> Exercise prompt:
Scan the listing below for the word "registration" and copy every line that has it.
++++ Task input
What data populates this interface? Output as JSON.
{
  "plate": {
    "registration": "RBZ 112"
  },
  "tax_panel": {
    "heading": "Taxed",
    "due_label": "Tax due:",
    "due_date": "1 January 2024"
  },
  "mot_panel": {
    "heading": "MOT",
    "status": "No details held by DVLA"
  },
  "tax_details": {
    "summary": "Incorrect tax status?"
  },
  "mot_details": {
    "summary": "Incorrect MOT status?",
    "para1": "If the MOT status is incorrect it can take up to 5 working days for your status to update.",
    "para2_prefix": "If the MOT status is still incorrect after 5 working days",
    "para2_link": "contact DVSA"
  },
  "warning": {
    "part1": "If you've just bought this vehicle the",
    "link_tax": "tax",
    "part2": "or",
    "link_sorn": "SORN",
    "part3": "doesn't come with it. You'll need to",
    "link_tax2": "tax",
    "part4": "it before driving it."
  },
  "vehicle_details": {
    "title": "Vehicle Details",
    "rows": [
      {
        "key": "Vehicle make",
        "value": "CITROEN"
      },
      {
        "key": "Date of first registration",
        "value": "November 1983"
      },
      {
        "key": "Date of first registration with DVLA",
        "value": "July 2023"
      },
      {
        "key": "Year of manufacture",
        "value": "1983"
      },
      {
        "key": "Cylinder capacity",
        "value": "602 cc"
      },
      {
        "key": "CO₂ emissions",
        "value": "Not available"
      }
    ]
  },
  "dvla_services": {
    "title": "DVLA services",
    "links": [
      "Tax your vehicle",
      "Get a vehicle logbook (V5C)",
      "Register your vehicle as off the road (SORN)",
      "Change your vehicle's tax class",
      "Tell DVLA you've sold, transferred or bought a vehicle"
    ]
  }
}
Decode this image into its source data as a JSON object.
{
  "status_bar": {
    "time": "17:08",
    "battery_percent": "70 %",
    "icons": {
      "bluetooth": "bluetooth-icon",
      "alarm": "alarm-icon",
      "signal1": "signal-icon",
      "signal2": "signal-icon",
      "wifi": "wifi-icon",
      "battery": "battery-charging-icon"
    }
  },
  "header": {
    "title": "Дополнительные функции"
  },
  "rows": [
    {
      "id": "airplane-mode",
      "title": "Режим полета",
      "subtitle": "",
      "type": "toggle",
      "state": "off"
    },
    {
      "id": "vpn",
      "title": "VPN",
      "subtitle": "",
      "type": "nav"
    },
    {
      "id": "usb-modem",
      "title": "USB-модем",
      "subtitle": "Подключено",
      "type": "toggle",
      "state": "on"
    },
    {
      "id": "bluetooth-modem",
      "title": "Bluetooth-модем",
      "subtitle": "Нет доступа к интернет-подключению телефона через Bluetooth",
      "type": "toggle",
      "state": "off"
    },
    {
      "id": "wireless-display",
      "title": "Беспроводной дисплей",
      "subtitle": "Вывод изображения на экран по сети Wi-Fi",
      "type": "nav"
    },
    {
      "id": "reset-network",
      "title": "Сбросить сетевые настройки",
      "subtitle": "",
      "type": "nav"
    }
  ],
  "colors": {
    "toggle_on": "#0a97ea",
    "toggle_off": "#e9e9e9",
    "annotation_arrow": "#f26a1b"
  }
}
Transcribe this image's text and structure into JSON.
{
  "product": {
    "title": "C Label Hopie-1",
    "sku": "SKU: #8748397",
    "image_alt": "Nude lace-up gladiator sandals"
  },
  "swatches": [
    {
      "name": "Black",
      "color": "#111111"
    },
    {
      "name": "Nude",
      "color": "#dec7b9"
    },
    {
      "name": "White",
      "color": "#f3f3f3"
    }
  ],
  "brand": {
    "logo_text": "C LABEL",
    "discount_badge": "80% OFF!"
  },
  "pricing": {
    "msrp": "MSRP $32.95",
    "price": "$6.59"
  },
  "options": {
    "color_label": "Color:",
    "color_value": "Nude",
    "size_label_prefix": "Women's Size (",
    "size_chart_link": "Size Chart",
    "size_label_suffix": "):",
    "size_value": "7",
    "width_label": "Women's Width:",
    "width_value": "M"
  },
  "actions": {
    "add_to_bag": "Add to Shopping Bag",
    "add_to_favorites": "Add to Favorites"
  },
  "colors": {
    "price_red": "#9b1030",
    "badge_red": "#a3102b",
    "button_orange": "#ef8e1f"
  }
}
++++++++
> Result:
    "registration": "RBZ 112"
        "key": "Date of first registration",
        "key": "Date of first registration with DVLA",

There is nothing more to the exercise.